--- STUDY MATERIAL Enclosed Below ---

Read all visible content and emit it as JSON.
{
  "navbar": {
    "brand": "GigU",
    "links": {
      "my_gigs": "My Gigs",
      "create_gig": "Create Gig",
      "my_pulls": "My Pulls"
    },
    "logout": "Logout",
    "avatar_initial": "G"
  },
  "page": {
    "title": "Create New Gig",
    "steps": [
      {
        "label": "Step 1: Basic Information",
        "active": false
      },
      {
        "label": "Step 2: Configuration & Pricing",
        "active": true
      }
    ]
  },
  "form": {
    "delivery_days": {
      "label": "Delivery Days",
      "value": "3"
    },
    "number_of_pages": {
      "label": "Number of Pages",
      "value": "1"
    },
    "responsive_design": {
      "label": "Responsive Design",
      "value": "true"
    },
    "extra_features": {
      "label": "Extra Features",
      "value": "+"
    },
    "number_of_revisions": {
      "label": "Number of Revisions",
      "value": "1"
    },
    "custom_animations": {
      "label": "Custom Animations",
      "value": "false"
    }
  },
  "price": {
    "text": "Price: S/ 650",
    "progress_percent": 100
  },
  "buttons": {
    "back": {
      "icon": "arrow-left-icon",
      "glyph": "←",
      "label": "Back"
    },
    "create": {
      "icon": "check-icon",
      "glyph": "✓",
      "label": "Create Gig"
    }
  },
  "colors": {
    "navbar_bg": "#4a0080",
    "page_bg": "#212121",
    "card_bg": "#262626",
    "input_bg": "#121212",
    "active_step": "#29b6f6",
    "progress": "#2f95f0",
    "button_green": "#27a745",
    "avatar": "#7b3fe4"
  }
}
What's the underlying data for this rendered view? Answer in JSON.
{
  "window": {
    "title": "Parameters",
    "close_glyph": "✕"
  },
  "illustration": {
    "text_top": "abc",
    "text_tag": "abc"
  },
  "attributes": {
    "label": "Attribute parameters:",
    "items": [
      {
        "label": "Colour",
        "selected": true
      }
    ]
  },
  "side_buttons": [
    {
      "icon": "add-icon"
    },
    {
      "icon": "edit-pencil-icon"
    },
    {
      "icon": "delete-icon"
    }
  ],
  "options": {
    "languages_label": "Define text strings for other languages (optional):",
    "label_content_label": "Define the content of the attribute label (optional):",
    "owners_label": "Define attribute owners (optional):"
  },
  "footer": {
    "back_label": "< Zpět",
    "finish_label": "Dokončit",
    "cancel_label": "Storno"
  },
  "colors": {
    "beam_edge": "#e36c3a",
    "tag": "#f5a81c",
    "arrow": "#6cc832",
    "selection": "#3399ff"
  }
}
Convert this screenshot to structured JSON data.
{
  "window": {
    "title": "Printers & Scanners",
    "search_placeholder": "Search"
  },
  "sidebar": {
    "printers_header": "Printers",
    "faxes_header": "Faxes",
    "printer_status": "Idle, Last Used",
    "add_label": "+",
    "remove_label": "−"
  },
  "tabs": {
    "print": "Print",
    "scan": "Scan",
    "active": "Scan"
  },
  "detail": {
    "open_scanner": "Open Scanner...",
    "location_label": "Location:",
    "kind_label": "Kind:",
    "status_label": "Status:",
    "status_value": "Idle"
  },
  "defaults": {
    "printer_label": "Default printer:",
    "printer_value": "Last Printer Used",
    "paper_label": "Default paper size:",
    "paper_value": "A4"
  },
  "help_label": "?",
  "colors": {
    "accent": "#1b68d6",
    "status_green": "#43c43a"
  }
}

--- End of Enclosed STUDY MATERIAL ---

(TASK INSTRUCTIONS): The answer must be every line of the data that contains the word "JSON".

(RESPONSE):
Read all visible content and emit it as JSON.
What's the underlying data for this rendered view? Answer in JSON.
Convert this screenshot to structured JSON data.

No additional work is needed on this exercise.